= Task details =
The answer must be one number: the count of lines in the data below that include "track".
Extracted information Start Marker
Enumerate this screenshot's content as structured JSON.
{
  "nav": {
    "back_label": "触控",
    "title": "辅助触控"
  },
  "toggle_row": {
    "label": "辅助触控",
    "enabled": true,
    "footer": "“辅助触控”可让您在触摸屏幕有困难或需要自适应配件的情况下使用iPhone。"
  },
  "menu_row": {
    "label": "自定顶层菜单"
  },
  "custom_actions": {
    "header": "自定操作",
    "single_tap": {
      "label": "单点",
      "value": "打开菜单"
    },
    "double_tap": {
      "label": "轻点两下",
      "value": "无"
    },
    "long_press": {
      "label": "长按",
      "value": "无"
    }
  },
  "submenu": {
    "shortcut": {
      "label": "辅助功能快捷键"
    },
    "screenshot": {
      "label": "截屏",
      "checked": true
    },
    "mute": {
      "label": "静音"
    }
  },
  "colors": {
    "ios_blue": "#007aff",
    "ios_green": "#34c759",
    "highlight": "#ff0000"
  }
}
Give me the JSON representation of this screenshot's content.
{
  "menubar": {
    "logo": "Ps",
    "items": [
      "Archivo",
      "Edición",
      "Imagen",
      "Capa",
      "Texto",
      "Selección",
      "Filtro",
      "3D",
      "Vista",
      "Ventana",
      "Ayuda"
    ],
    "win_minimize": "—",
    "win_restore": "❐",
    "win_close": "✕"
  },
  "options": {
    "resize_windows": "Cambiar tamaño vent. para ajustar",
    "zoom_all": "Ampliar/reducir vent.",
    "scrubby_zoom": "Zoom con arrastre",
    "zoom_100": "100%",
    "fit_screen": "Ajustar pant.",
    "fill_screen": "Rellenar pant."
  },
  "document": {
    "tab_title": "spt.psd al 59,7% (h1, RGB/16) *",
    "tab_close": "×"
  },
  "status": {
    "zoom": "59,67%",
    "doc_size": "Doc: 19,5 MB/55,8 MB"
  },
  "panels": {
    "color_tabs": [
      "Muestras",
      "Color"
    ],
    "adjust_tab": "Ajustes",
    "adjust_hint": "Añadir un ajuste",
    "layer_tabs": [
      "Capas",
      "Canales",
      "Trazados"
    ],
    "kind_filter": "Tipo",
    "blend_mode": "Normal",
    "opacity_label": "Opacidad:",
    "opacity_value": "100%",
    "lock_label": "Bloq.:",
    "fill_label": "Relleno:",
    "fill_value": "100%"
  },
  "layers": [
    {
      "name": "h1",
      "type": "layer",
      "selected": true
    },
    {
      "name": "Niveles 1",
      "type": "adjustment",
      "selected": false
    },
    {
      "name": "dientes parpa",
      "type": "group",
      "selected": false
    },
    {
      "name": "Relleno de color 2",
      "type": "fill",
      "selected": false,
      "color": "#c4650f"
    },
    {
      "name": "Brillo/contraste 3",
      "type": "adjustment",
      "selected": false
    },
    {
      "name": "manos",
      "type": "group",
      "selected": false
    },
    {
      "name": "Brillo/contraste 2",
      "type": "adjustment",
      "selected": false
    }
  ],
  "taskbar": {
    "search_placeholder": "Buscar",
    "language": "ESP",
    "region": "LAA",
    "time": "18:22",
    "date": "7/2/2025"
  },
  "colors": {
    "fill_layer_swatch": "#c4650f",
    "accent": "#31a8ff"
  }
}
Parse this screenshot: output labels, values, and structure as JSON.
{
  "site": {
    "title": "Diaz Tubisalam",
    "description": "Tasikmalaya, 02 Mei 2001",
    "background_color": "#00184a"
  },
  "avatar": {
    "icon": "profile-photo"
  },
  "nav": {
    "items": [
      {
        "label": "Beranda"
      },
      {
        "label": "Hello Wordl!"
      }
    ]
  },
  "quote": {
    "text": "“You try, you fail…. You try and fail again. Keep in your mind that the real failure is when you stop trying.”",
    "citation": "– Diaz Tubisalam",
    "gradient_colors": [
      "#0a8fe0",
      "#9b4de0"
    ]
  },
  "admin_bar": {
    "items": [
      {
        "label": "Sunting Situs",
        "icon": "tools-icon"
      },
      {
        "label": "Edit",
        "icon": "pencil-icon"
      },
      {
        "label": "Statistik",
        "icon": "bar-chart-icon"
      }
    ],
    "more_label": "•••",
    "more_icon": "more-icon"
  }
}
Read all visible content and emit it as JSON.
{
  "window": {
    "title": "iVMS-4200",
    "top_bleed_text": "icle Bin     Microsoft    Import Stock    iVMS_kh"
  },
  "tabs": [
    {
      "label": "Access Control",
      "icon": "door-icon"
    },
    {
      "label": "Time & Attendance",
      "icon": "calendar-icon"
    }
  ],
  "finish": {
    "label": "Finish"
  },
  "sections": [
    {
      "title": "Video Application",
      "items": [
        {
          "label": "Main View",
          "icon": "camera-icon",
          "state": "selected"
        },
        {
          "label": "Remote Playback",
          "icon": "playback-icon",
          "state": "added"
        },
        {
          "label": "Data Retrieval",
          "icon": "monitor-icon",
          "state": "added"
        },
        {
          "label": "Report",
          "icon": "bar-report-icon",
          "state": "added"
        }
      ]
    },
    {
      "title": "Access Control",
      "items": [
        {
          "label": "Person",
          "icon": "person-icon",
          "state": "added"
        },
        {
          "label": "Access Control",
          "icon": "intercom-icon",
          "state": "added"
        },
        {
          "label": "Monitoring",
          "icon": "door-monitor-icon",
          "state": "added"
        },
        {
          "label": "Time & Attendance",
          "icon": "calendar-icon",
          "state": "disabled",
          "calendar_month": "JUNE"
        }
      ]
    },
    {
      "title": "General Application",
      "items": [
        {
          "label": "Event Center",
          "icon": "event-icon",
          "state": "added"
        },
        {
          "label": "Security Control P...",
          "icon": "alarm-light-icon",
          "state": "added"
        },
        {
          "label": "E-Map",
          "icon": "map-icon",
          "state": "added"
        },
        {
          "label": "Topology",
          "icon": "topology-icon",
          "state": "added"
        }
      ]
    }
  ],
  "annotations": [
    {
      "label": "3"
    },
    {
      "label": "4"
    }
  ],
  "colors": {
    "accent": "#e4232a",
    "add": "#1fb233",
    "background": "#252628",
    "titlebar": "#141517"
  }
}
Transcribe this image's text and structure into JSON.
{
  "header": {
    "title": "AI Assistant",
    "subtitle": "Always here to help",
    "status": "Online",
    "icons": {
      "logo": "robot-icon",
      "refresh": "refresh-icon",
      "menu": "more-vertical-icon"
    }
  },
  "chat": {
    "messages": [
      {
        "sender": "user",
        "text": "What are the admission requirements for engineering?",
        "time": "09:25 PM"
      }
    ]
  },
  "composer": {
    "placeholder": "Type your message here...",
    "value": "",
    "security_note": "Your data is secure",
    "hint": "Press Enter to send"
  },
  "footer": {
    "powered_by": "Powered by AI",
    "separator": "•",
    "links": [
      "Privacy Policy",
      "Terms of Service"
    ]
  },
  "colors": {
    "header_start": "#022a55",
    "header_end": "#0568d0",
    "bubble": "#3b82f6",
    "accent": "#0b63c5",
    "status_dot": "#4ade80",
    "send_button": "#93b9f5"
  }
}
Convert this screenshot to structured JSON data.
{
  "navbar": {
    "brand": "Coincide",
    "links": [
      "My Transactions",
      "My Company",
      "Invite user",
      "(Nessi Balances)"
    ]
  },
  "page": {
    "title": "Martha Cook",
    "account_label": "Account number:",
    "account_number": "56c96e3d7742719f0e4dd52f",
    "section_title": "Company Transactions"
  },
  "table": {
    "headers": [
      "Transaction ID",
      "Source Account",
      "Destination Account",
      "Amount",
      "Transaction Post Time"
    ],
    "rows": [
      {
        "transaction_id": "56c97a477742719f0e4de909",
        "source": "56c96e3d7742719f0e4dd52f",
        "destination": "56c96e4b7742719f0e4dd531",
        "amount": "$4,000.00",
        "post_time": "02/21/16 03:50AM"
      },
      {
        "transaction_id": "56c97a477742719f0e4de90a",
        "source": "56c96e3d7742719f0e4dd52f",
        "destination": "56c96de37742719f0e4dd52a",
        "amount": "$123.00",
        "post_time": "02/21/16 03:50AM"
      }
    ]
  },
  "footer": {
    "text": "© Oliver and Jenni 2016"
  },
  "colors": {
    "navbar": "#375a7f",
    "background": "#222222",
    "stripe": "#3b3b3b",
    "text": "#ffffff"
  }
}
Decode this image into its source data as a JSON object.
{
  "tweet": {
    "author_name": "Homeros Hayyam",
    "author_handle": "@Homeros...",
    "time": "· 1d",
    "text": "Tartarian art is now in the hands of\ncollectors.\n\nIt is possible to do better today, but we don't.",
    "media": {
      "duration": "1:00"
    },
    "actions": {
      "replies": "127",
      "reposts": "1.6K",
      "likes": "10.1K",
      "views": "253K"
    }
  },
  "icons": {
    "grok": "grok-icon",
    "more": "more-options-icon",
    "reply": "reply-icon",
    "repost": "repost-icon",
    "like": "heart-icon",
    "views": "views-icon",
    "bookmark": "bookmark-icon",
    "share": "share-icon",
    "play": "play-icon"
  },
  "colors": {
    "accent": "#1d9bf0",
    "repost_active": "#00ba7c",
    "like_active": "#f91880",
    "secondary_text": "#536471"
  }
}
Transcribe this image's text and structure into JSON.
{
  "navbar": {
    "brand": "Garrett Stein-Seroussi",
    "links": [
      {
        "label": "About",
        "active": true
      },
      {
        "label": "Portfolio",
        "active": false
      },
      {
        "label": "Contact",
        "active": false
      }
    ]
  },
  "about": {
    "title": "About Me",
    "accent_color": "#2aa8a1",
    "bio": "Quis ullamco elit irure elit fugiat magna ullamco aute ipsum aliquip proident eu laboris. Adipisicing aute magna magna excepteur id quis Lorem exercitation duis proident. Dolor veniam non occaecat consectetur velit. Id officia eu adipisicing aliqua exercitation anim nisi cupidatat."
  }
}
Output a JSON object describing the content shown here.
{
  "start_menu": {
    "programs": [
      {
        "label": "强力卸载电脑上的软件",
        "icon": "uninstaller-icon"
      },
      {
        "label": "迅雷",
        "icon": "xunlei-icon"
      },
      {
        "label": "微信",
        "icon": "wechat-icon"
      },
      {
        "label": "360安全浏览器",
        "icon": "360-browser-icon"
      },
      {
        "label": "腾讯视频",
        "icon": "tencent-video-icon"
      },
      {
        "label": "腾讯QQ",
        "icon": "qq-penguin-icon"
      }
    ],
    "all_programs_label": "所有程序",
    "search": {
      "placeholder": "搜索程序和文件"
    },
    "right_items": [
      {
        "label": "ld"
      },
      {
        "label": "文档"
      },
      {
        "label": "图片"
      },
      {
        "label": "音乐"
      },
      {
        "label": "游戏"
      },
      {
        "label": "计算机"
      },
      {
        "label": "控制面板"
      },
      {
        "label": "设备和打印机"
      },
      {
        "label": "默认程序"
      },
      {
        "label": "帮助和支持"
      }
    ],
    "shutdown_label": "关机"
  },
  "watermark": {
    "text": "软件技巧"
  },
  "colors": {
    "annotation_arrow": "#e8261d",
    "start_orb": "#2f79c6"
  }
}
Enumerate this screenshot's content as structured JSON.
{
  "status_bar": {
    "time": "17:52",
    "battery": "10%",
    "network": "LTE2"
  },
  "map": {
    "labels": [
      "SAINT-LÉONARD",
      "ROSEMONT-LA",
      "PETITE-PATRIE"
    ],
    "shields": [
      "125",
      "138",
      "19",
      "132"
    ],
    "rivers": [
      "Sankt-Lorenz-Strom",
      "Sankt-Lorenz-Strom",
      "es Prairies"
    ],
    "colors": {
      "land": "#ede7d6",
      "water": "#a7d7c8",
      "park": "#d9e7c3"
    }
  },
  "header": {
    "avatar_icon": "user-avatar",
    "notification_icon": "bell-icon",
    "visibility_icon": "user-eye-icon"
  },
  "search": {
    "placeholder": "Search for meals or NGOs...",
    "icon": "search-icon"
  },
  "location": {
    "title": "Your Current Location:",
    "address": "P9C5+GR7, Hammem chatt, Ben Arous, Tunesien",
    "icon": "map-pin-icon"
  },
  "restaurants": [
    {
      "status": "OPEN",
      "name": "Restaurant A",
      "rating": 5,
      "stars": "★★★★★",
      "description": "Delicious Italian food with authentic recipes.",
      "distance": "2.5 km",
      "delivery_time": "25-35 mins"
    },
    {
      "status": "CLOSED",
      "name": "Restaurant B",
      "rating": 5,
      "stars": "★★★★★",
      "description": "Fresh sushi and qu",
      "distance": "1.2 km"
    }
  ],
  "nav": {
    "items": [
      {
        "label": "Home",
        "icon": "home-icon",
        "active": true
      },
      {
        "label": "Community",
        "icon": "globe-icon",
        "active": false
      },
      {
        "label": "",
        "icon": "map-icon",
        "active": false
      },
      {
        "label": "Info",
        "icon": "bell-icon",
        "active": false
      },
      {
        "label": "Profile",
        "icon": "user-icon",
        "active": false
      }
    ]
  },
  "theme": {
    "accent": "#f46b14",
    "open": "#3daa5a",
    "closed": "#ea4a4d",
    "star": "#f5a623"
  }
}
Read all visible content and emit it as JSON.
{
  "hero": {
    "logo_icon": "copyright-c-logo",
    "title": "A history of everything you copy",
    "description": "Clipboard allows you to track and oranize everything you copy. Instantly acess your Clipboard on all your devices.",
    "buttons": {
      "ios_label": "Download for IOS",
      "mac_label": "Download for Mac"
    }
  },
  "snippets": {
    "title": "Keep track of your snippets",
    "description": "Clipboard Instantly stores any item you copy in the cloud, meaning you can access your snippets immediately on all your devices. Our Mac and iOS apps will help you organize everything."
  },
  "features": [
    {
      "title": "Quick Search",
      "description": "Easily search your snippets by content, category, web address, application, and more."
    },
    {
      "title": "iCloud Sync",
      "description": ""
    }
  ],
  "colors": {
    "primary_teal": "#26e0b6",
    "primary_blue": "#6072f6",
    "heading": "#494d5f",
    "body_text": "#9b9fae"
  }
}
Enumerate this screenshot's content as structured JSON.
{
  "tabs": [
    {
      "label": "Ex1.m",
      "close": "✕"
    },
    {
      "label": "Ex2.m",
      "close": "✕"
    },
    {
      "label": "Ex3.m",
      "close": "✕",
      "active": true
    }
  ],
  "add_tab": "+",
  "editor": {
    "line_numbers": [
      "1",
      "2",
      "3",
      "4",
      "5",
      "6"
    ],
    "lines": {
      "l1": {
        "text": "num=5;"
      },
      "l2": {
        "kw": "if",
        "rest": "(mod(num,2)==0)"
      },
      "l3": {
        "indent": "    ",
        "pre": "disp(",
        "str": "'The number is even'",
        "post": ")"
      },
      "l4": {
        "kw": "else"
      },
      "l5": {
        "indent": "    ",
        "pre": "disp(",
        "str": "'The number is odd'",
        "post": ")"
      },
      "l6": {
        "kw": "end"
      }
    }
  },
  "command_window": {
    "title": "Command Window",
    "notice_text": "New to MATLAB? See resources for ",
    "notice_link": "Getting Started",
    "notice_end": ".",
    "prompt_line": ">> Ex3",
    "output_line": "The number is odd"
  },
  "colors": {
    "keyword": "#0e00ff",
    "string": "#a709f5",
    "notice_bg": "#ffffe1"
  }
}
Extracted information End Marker
= Response =
2